(Website and app data records)
Content starts

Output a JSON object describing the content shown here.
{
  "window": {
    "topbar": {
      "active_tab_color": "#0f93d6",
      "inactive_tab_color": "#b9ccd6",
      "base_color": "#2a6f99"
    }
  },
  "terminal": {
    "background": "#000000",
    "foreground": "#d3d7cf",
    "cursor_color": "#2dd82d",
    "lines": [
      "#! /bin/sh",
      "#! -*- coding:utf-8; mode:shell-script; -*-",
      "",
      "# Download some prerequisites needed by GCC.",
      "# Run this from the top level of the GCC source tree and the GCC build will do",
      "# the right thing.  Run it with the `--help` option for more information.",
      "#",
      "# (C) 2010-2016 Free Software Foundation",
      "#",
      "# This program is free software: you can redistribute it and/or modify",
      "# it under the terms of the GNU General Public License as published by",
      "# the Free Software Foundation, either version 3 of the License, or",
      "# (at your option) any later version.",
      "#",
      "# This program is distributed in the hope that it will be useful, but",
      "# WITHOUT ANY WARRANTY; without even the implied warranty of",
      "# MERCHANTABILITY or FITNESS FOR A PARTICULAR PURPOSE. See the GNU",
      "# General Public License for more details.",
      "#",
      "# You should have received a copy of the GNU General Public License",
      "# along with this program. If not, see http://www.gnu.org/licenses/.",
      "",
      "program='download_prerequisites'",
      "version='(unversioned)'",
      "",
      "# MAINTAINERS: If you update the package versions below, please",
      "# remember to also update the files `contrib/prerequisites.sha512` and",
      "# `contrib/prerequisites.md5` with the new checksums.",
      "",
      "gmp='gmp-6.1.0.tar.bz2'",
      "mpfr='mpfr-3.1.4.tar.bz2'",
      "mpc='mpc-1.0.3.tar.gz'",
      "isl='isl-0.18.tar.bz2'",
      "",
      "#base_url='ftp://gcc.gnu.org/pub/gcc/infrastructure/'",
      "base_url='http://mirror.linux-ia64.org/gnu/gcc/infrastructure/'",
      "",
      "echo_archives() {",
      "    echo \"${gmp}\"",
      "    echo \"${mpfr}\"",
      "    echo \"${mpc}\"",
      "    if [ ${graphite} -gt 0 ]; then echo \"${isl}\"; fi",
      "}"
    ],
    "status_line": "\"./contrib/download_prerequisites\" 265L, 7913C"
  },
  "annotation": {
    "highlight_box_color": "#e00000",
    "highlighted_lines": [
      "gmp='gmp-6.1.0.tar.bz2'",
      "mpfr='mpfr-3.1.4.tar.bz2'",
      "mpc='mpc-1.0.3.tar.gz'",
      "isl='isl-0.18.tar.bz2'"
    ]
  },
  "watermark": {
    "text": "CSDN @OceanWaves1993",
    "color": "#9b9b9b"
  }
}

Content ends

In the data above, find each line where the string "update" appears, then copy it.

      "# MAINTAINERS: If you update the package versions below, please",
      "# remember to also update the files `contrib/prerequisites.sha512` and",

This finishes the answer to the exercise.